Cruzville, Apache Creek, Aragon and Old Horse Springs NM Hwy12 from Reserve to Datil
Last updated on Monday, December 30, 2002
A broad spectrum of scenery awaits the traveler who takes New Mexico Highway 12 through Reserve north to Datl. Though sparsely settled there are sheep, cattle and horse ranches throughout the four settlements along this area, Cruzville, Apache Creek, Aragon and Old Horse Springs.
Scene along NM Highway 12 between Apache Creek and Datil. Photo by Phyllis Eileen Banks . Photo by Phyllis Eileen Banks
Cruzville, named for the Cruz family who no longer live there, is nine miles northeast of Reserve. It was a settlement in the Apache National Forest among the pine, fir and spruce trees. The New Mexico map lists it but there is no post office.
Apache Creek is three miles northeast of Cruzville and is a settlement where Apache Creek and the Tularosa River meet. It had a post office from 1928-58, but mail now goes to Aragon. This is an area where Apache tribe leaders Mangas Coloradas, Victorio, Geronimo, Chato and Cochise carried on their guerilla warfare. Originally it is said they were friendly to the explorers and colonists but when their lands and water were taken over by the pioneers they fought back. The warfare was finally curbed after the surrender of Geronimo in 1886.
There is a five mile hike through Lee Russel Canyon from NM Hwy 32 to Apache Creek where archeologists have found colorful agates and potsherds. They are from the cookware of prehistoric Indians and of the Chiricahua Apaches who hid out here in the1880s. One mile north of Apache Creek Store and a further three-mile walk up Apache Creek is a waterfall.
Aragon, seven miles farther northeast of Apache Creek at an altitude of 7,135 feet, is a trading center in the Tularosa Valley. The post office was known as Joseph from 1887 to 1898 and 1901 to 1906. Since 1906 it has been known as Aragon, named for a local family who still live there.
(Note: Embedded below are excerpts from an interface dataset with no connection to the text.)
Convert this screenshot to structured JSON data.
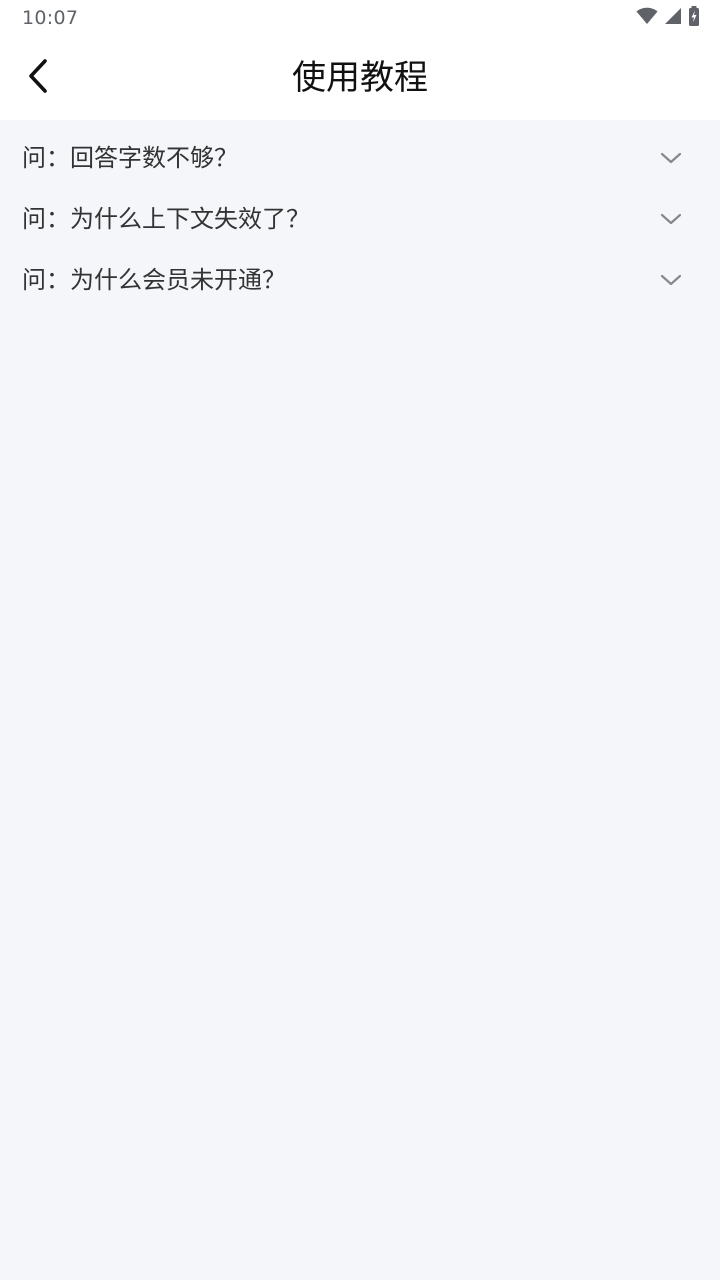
{
  "status_bar": {
    "time": "10:07",
    "icons": [
      "wifi-icon",
      "signal-icon",
      "battery-charging-icon"
    ]
  },
  "header": {
    "title": "使用教程",
    "back_icon": "chevron-left-icon"
  },
  "faq": {
    "items": [
      {
        "question": "问：回答字数不够？",
        "icon": "chevron-down-icon"
      },
      {
        "question": "问：为什么上下文失效了？",
        "icon": "chevron-down-icon"
      },
      {
        "question": "问：为什么会员未开通？",
        "icon": "chevron-down-icon"
      }
    ]
  },
  "colors": {
    "background": "#f4f6fa",
    "bar_background": "#ffffff",
    "title_text": "#111111",
    "question_text": "#333333",
    "chevron": "#888888"
  }
}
It is a picturesque village set among lovely old trees surrounded by small irrigated farms. On the north side of Tularosa Canyon, a cave was occupied from 400 B.C. to A.D. l100, containing pits and later masonry rooms. Fort Tularosa was built in 1870 and housed the Apache Indian Agency. After the Indians were moved from the Fort back to the Ojo Caliente reservation in 1874 the Fort was abandoned. The only remaining evidence is a burial ground for soldiers who served in the Arizona Territory.
Before arriving at Old Horse Springs, 20 miles northeast of Aragon, the traveler crosses the Continental Divide at 7500 feet, the point at which all rivers flow west on the west side and all rivers flow east on the east side. The descent then begins into the Plains of San Agustin. Old Horse Springs is a settlement with a post office from 1879-82, mail to Socorro from 1922 to the present. The story is told its name originated when some soldiers traveling from Fort Tularosa to Socorro lost a horse. They found it on the way back at the springs that bubble out of the ground approximately ½ mile west of the settlement. The original community of Horse Springs is now labeled Old Horse Springs and is two miles west of New Horse Springs. The 28 miles to Datil is through rolling hills with no more settlements along the way.
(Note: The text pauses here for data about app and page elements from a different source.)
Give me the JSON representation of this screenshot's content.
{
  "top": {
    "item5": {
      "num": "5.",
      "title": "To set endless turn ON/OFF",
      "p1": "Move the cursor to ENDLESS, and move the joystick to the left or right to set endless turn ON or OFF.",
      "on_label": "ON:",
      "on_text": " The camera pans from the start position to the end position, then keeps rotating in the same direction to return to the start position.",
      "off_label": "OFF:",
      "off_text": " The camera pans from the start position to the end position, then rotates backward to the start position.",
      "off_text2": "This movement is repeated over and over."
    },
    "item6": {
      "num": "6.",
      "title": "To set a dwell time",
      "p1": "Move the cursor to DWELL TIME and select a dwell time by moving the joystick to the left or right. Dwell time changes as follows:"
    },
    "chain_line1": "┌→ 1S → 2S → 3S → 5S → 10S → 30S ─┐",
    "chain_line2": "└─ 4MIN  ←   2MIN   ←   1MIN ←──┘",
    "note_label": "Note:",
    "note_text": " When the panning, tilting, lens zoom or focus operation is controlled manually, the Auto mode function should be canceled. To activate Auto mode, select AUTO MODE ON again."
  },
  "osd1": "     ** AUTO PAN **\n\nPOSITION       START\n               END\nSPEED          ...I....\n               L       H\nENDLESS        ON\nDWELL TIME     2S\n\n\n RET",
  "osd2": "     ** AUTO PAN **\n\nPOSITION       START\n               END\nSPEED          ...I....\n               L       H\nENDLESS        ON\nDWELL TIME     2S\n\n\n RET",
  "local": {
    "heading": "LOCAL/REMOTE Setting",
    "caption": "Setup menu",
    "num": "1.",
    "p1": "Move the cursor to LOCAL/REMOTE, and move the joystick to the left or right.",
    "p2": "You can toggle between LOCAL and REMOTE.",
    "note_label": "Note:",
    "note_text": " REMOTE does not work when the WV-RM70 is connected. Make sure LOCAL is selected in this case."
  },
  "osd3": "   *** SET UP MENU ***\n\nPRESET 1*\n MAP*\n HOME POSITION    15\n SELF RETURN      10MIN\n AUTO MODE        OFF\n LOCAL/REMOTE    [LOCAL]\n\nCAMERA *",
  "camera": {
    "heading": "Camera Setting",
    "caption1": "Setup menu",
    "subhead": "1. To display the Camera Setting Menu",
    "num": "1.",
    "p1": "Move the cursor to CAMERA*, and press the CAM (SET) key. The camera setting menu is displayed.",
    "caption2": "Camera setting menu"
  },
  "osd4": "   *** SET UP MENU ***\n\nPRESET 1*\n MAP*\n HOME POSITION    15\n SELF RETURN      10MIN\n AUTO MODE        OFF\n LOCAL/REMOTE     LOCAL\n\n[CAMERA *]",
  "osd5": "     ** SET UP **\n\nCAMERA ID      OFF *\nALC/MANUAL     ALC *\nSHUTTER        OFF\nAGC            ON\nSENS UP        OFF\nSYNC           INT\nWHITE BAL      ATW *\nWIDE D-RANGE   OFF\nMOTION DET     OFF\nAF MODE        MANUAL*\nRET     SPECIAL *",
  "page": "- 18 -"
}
This scenic route from Lordsburg to Socorro through this southwestern part of New Mexico is worth the extra time it takes because there is little traffic and the beauty of the landscape makes it a memorable trip.